> WHAT TO PRODUCE: Below are entries; count the lines containing the string "speed". The answer is that number alone.

> RECORDS SUPPLIED:
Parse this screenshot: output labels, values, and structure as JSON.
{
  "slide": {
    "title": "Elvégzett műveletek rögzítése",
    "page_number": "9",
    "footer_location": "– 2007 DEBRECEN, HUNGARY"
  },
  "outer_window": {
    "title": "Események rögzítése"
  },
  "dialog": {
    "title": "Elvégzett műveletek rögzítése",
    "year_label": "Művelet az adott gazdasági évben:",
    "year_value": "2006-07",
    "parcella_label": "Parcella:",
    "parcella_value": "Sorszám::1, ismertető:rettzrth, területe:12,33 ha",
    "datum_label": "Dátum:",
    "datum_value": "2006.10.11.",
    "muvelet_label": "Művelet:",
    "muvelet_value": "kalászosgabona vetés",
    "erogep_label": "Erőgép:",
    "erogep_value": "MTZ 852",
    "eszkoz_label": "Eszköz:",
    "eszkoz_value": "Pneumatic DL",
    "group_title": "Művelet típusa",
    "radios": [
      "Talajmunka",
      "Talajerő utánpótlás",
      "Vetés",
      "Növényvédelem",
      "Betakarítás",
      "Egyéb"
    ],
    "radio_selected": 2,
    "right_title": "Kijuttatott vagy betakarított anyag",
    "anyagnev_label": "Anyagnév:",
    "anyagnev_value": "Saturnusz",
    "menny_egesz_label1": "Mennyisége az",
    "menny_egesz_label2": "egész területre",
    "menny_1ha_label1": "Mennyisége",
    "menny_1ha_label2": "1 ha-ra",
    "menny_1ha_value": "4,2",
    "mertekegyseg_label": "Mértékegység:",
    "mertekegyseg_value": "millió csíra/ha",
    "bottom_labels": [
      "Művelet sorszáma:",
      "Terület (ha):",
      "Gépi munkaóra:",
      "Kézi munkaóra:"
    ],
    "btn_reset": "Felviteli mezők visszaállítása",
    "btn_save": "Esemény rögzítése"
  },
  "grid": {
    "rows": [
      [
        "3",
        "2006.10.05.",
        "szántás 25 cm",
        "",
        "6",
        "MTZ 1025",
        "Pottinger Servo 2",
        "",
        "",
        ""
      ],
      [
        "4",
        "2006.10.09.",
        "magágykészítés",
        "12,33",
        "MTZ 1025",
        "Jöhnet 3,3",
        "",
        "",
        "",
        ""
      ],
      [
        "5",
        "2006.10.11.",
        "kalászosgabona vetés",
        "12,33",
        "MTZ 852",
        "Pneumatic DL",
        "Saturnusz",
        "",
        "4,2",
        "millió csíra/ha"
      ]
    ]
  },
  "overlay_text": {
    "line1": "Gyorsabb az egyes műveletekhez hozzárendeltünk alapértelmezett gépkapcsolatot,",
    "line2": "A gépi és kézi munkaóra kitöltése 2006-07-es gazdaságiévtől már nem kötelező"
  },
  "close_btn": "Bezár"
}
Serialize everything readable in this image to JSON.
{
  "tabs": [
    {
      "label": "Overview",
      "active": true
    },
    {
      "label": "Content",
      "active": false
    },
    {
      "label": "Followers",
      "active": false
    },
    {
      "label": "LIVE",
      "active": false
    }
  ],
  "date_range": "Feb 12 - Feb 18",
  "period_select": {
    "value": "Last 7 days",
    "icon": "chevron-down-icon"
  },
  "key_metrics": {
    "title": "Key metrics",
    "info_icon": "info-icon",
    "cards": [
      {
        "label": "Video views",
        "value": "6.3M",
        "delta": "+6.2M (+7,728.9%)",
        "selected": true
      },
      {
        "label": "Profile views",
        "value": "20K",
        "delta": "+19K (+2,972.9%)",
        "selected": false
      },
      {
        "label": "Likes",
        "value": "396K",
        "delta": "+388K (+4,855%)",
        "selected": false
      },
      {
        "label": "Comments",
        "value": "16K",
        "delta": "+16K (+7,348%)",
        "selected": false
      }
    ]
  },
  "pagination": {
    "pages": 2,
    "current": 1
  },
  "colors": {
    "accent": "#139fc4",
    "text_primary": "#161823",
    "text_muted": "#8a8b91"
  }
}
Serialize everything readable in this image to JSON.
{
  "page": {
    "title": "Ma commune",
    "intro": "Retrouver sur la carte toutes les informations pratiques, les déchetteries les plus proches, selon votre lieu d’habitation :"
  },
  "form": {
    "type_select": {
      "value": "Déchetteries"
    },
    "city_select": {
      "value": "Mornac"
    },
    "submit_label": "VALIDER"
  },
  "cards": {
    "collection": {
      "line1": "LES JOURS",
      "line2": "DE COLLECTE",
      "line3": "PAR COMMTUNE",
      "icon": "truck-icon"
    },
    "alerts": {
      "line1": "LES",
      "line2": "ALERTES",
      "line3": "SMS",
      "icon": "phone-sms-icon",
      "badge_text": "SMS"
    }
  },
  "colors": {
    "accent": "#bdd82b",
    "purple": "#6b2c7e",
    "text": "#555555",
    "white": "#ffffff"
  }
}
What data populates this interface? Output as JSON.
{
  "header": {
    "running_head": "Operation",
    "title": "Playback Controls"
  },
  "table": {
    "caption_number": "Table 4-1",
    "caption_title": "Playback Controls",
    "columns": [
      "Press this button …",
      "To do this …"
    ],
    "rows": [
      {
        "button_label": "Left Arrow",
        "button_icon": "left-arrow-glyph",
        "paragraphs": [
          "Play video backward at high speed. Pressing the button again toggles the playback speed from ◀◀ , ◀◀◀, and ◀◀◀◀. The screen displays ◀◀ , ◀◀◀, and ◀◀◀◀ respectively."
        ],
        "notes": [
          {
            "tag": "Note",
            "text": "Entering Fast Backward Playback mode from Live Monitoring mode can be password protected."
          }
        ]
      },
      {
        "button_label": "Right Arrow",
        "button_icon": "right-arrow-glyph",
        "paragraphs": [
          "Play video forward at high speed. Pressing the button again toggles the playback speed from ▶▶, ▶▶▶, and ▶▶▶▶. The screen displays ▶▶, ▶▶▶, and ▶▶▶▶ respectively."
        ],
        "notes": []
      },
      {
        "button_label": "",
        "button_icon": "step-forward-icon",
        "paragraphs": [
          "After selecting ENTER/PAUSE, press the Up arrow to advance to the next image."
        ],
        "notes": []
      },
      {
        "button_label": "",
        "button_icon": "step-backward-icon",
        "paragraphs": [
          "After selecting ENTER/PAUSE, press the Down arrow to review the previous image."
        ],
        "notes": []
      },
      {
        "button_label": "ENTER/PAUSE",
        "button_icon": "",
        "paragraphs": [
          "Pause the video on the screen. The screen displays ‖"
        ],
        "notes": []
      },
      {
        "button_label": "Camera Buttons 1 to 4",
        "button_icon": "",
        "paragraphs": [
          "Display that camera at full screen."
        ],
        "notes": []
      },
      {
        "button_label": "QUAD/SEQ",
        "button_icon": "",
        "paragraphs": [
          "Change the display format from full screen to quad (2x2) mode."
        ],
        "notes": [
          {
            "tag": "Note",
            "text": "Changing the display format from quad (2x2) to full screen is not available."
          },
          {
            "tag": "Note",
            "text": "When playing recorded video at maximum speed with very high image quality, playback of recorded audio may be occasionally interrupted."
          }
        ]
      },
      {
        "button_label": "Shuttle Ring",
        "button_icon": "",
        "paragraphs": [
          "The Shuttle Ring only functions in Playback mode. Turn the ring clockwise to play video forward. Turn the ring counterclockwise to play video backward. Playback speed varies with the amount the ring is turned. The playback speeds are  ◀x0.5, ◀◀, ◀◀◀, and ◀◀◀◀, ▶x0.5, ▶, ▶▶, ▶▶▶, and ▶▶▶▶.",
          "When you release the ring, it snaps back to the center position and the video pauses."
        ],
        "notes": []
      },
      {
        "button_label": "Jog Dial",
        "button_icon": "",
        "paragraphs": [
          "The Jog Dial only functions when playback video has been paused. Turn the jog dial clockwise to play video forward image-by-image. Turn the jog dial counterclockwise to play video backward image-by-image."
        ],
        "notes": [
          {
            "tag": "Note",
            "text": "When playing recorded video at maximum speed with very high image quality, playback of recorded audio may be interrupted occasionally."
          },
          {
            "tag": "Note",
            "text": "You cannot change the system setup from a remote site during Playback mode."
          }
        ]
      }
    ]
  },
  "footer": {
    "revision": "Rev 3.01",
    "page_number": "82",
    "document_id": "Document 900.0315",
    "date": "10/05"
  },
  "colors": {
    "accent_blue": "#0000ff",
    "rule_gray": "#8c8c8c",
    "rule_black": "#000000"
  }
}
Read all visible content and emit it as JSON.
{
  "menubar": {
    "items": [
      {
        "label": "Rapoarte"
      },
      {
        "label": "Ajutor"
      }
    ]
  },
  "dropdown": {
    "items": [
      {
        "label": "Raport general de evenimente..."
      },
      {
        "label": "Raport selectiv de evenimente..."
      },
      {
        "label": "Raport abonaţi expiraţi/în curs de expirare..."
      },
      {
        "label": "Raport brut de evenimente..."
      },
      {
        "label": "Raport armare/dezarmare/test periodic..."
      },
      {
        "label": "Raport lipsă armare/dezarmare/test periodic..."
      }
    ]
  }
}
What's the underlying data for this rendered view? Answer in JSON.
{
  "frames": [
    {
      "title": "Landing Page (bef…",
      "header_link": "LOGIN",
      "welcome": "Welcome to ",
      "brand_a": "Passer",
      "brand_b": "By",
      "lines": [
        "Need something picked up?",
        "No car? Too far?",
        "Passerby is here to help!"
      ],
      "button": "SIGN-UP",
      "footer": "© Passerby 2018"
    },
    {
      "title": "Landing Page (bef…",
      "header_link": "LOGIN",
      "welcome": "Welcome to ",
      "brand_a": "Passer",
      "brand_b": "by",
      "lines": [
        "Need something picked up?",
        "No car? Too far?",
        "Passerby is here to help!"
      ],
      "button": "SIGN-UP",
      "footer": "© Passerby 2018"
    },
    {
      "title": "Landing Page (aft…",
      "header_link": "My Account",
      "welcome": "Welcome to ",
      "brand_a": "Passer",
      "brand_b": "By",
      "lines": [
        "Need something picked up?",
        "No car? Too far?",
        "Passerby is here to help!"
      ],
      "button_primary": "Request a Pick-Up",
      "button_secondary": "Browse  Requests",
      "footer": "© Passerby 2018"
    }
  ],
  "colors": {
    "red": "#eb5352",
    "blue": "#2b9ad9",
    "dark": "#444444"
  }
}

> SOLUTION TO THE PROBLEM: 5